“I think it happened organically, and the Titan, because he’s an android, he’s not trying to be funny, but it’s fun to find those ways for the character to come out and to sell his lack of humanness. He has a coldness, but you can take the edge of it. I think it grew out of that character.”
Just as the single player has been built from the ground up to fit with the core ideas behind Titanfall, the multiplayer has been refined and improved along the way as well. For instance, there’s a much lesser emphasis on having AI NPCs running around the battlefield and the selection of game modes feature them less heavily.
Mackey explained, “One of the things we did with this game was look at Titanfall and try to kind of carve it down to its foundation, like when they wipe a house out and they keep the studs and they’re going to build a new house on top of that foundation.
“So the question came up about the AI. Was AI in multiplayer a core component of Titanfall? And what we came to was that the core is really the Pilots and the Titans. AI were a method in the first game to make the game more accessible, and especially in lieu of having a single player campaign, to invite people in and say, ‘Look, you can still play. You can just focus on shooting the AI and then everybody can have fun.’
“With this game, we have a campaign that can bring those players in and give them a safer place to play, so the multiplayer is more focussed on bringing concepts of anticipation and reduced reaction. In the previous game, the AI did a lot of those accessibility things, but they could increase the chaos. You might not be able to see quickly enough where the threat is.”
Titanfall 2 is a fairly all encompassing sequel, in that regard, taking so many of the points that worked well in the first game and emphasising them, while lessening the impact or removing the elements that didn’t, both in the new single player and the multiplayer.
Of course, I had to ask Mackey quickly whether or not the Titan survives the single player story, to which he coyly replied, “Well… nobody’s ever really gone if they live in your memory. I don’t wanna… who can say? You’ve got to play to find out!”

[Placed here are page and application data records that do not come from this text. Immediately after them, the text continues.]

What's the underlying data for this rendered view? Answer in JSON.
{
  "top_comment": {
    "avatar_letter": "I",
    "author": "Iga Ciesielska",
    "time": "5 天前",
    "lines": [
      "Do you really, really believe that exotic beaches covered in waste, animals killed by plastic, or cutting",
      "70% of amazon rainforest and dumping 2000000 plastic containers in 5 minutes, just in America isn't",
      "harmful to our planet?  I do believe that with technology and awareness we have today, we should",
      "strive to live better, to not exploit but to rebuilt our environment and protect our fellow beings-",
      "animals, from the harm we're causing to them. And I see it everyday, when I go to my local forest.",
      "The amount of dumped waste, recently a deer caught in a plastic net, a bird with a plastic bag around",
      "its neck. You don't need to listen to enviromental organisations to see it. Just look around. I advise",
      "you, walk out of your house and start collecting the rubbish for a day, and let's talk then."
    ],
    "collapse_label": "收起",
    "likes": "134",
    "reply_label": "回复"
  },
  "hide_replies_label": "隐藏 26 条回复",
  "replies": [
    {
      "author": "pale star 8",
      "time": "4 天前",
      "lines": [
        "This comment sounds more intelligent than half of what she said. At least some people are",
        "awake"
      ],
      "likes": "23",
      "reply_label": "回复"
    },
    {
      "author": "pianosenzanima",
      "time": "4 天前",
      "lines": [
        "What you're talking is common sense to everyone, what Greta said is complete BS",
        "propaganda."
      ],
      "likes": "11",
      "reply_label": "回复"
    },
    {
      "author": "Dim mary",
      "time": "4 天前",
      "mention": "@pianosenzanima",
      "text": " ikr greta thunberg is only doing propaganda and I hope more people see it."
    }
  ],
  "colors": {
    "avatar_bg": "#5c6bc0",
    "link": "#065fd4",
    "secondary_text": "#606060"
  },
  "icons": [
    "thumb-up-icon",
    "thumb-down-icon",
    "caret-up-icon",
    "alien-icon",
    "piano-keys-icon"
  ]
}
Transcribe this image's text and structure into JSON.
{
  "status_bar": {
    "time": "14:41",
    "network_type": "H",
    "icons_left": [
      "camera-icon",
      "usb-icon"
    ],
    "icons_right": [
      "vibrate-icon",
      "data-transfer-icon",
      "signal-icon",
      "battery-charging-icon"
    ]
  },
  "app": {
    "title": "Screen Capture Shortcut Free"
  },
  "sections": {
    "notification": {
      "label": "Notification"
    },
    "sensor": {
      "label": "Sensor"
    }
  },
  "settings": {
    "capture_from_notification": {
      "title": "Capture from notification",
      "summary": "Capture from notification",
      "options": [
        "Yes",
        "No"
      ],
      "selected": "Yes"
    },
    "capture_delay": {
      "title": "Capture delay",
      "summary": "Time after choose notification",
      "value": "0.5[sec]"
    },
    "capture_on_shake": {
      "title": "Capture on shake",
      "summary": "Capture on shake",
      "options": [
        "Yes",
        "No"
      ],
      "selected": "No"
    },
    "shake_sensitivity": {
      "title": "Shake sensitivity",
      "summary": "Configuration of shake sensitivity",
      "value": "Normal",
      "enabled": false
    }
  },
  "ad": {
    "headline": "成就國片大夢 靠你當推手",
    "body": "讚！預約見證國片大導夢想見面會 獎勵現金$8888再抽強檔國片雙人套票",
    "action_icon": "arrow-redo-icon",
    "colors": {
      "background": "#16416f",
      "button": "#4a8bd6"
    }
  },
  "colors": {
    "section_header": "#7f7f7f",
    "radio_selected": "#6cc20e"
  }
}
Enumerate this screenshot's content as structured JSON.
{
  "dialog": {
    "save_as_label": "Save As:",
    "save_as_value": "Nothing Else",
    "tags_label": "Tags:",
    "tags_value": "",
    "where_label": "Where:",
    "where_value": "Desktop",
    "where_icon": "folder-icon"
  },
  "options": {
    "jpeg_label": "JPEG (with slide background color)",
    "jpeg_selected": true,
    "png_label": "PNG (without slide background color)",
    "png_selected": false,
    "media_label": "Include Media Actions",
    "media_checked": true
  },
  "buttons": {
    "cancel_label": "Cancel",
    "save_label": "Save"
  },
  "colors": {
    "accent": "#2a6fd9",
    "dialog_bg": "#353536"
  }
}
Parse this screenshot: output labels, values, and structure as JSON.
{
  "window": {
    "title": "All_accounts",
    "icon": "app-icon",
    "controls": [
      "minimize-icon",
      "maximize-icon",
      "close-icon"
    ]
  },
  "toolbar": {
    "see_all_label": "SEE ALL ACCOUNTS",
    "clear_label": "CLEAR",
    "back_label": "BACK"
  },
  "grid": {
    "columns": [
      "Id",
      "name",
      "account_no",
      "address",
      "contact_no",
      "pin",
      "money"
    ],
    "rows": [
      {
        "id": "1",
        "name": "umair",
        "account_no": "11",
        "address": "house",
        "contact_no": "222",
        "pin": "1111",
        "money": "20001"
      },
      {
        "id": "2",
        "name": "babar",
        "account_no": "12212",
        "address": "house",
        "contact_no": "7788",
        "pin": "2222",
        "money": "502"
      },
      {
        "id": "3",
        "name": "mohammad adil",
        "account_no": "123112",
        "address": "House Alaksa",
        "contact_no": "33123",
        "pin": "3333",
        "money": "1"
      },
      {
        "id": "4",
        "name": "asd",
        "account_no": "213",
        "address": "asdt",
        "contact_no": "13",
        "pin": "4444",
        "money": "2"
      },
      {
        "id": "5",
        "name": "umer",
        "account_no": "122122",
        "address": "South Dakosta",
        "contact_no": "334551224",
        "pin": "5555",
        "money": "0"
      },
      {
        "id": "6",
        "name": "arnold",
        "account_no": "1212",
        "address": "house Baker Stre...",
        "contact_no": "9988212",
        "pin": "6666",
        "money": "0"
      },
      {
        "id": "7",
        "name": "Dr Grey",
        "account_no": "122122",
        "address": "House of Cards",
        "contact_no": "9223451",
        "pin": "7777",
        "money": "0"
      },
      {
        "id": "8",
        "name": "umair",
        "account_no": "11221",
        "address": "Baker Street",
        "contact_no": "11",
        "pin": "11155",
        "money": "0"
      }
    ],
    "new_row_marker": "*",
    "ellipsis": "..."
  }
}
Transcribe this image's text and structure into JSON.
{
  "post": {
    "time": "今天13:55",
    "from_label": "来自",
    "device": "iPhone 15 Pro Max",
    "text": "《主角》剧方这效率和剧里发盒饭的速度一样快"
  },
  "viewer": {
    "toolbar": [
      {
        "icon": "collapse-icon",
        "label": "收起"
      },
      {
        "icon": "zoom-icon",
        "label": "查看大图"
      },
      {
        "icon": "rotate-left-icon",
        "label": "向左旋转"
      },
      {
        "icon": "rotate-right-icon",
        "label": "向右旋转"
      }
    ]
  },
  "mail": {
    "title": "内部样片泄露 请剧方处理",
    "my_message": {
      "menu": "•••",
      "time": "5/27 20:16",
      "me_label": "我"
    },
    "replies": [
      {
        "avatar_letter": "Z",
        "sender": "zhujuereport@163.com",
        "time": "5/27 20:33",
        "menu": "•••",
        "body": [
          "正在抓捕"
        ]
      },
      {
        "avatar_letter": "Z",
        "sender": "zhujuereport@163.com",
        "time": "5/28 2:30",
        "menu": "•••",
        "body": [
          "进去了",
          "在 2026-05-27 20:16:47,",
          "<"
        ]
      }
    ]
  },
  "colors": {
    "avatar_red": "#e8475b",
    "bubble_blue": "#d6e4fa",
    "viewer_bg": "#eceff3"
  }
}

This preview comes from a press trip to Respawn Entertainment in California last week, with travel and accommodation provided by EA.